Phil Carvil, PhD
MedTech Cluster Development Manager at STFC, and all-round fitness and Space fanatic!
As mentioned in my previous blog, my major area of interest is human physiology and how the human body responds to exercise stimulus, especially in extreme environments, such as in Space.
On Earth, right now as you sit, stand or walk around, you are being ‘loaded’ by gravity. Your body is designed and has developed to enable you to function on Earth. Your muscles and their deployment (larger muscles in the legs) are designed to let your resist the force of gravity. Your heart and its systems are designed to pump blood in response to signals of how your body is oriented, i.e. when you are laying down as opposed to standing up. The spine is curved in response to gravity. It’s amazing when you think about how much your body works just to maintain itself in gravity – now think about what happens in space when you have microgravity, which means very little gravity.
It is documented that when you are in low Earth orbit (microgravity) for extended periods of time your body adapts. Part of this response is to diminish some of the muscle and its functionality, especially in the lower limbs. When you think about it, this makes complete sense. You work your legs just getting out of bed in the morning – imagine if you didn’t even need to do that? When you undertake physical training, particularly resistance training you build those muscles, they get bigger, stronger in response to the change in demand placed upon them. These muscles need a reason to adapt and change - in microgravity without that demand or need, they atrophy, as they require a lot of energy to maintain. Without that need, the body in its own very efficient way changes. That is why exercise forms such a key component of astronaut training pre-, during and post-flight.

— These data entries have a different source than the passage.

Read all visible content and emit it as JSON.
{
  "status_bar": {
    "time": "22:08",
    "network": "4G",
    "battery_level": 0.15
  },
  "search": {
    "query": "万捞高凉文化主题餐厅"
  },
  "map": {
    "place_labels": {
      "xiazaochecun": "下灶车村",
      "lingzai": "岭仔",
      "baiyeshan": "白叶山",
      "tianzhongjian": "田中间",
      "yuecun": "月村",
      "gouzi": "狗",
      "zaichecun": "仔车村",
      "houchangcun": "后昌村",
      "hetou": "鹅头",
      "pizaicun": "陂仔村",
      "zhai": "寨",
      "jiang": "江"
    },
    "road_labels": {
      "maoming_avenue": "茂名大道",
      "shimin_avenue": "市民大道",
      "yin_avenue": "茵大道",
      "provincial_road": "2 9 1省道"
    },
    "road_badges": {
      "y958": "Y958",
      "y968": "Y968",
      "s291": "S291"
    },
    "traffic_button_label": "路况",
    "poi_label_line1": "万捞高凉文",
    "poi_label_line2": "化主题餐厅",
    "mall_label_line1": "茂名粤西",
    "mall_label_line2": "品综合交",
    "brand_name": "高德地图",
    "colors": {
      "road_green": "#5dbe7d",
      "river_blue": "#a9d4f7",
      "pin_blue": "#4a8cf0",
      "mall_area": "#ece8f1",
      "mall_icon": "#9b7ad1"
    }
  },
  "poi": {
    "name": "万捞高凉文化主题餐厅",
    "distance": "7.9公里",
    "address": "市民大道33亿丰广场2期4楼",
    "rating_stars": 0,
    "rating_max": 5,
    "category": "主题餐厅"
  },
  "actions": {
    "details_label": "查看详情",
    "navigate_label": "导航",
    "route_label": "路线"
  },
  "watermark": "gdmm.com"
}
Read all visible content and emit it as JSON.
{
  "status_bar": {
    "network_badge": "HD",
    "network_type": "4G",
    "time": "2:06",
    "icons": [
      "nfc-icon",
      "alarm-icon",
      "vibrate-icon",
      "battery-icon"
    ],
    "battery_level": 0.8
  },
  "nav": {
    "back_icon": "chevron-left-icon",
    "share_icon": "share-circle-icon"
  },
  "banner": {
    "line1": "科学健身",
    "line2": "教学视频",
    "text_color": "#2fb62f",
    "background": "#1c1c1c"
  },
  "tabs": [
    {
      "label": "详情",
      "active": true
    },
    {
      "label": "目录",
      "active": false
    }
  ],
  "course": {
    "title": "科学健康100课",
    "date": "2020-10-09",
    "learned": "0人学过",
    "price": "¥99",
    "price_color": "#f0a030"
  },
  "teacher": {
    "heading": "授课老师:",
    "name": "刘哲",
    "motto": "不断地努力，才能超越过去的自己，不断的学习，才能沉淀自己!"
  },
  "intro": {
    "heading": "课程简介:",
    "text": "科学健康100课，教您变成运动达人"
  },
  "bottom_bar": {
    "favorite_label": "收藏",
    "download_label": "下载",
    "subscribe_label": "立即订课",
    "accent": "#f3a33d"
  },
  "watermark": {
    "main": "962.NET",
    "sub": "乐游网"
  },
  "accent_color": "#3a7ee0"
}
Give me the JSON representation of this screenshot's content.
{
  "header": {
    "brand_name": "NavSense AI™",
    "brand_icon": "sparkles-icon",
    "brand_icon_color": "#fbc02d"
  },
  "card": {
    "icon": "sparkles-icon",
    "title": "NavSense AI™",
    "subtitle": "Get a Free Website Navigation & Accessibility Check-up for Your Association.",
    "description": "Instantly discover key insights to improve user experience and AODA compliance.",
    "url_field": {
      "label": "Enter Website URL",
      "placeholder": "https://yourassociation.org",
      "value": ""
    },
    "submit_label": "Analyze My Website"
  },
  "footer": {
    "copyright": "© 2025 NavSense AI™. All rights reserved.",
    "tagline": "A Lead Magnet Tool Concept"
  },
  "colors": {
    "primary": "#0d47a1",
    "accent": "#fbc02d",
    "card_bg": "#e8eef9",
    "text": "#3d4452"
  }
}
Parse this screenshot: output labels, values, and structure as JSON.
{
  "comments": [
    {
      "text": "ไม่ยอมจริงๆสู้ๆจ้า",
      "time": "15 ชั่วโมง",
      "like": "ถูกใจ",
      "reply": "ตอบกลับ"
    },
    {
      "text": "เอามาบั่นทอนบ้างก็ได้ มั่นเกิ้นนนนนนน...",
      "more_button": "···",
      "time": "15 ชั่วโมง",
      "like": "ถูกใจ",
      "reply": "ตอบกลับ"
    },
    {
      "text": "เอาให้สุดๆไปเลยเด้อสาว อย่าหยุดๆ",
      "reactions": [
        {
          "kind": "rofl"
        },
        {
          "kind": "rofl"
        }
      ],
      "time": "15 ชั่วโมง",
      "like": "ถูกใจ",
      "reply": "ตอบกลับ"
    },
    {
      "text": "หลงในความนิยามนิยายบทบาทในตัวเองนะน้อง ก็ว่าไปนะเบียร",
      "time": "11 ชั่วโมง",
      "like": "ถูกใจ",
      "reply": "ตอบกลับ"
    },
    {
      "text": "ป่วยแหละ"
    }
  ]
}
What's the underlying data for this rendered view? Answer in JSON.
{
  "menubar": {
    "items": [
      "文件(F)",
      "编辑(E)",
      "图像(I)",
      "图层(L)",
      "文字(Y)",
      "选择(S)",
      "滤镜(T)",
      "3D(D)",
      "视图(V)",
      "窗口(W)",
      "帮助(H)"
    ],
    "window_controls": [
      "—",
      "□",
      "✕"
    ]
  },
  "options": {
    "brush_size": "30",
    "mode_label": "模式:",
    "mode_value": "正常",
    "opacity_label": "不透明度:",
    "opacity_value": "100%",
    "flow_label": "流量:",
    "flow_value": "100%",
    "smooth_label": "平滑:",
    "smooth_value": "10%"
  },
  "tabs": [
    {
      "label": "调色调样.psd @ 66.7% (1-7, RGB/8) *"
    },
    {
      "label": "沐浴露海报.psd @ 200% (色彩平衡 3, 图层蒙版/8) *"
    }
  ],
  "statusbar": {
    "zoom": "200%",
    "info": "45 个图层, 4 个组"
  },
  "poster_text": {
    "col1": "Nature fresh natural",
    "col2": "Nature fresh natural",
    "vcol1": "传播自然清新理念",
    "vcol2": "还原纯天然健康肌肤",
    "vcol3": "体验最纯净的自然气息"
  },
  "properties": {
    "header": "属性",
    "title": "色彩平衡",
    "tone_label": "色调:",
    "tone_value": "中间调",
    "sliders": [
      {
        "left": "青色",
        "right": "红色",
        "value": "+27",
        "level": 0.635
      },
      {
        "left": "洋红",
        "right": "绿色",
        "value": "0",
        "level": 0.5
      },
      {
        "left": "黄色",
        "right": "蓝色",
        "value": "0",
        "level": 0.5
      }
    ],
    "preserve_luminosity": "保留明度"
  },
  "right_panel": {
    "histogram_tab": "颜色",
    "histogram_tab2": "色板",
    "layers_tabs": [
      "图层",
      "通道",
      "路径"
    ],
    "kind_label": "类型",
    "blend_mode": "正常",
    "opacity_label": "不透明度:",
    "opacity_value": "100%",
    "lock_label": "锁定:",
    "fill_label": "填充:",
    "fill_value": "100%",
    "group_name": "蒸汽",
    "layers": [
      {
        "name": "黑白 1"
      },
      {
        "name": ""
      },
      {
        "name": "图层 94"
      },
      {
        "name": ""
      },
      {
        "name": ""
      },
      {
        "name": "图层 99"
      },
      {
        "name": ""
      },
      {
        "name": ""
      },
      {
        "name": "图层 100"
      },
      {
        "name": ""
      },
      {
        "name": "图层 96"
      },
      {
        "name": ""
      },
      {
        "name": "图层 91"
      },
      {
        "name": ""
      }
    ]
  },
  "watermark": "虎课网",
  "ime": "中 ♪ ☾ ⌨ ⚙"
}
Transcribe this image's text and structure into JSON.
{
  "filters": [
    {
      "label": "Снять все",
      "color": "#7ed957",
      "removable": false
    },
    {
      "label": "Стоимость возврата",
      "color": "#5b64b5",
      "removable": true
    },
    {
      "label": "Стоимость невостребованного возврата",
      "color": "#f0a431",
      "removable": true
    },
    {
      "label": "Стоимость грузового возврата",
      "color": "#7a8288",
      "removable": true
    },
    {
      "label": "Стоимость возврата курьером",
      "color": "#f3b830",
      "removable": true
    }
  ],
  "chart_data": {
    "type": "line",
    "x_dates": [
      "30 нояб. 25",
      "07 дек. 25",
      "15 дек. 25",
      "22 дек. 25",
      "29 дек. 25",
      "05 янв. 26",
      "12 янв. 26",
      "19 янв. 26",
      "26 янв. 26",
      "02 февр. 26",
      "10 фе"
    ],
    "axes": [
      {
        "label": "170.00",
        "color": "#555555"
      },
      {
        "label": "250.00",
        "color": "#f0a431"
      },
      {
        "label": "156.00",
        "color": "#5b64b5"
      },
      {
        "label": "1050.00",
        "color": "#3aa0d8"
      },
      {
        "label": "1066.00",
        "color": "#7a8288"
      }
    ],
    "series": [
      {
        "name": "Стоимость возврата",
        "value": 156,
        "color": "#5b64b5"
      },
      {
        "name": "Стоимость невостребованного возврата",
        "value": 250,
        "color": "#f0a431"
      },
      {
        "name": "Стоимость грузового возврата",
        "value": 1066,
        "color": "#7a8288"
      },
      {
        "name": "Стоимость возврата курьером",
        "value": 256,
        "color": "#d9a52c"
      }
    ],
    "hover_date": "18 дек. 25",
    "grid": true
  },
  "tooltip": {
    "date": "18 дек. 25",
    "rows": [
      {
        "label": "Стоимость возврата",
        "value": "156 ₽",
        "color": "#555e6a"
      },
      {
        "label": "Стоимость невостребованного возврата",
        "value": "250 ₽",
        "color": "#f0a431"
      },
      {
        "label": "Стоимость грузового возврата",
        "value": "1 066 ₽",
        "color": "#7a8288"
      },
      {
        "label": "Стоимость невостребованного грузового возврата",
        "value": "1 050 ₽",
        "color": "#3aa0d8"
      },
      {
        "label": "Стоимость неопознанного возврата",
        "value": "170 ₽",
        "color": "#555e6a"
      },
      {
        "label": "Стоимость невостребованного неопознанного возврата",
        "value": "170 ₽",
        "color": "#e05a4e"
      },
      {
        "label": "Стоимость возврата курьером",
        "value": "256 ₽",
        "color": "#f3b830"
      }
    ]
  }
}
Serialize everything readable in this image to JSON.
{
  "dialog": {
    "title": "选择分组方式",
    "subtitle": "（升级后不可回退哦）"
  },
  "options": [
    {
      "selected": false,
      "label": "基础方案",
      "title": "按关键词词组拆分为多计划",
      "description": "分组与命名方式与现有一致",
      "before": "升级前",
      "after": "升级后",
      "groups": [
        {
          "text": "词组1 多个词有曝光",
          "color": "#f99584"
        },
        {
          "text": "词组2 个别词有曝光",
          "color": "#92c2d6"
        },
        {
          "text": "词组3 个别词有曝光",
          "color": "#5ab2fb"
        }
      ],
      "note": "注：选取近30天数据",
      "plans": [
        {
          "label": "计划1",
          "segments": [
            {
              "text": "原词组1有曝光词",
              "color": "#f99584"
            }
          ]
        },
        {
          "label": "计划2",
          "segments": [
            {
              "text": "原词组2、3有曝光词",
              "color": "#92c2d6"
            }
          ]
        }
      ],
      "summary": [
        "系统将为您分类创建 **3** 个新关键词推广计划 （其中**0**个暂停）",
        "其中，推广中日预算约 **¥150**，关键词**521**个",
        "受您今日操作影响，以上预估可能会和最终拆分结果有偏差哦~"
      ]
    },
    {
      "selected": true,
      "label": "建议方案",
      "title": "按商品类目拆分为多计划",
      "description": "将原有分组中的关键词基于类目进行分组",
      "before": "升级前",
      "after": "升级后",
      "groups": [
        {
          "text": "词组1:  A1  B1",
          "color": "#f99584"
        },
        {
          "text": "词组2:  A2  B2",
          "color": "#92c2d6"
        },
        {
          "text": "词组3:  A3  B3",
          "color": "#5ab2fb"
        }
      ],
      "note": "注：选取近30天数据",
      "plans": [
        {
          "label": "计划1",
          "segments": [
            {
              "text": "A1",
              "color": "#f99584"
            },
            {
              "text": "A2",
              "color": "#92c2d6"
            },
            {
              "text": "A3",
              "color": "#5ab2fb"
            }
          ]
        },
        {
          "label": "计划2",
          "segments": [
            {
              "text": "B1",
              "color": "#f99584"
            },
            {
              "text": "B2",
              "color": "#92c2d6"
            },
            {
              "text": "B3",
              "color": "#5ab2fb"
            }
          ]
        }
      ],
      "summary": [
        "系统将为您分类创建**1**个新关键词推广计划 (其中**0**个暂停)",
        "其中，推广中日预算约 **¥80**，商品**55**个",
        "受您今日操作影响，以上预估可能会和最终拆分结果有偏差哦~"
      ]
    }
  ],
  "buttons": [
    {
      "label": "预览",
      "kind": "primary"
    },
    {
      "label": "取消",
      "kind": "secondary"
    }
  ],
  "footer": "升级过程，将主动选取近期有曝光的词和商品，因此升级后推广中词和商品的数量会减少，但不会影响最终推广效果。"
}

Astronauts receive the assistance of an incredible support team of physiologists, trainers, physiotherapists, scientists, doctors, psychologists, nurses, engineers and mission specialists (to name just a few). Specialist equipment has been designed to enable them to train in space, based on key exercise training modalities on the ground. For aerobic exercise they employ both cycling on a device called CEVIS (Cycle Ergometer with Vibration Isolation and Stabilization System), and treadmill-based walking/running on a modified treadmill that ‘pulls’ them on to the belt as they run COLBERT (Combined Operational Load-Bearing External Resistance Treadmill), otherwise they would not get that critical ‘contact’ time with the belt. It is that contact, that impact, that is so important for sending a mechanical signal through the body to enable adaptations to happen (see video below, courtesy of NASA).
Resistance training also forms a critical component of their training, providing a mechanical stimulus and signal to the body cells and systems. Normal weights as we use on Earth would not work in space without gravity, and therefore, a device is used that employs hydraulics to provide that resistance force, which can be modified for various exercises (ARED - Advanced Resistive Exercise Device). The principles of why an astronaut trains are the same in space as they are on Earth – to stay fit, healthy and functional. The only difference is how they do this, the greater imperative to undertake exercise and the insights gained.
We have learned so much about how the body changes in space from the astronauts that have remained there for periods of time, shaping our understanding of the human form, but also adding to our knowledge of how to keep it healthy. As we begin to think about establishing long-term habitats on other celestial bodies, such as Lunar or Martian habitats later this century, the same key questions about how we keep ourselves, fit, healthy and functional will be just as important to address. So the next time you’re undertaking a training session, be it a walk in the park, a group exercise session in the gym, or even just defying gravity, look up and think – someone up there is training too!
to the InnovaSpace Knowledge Station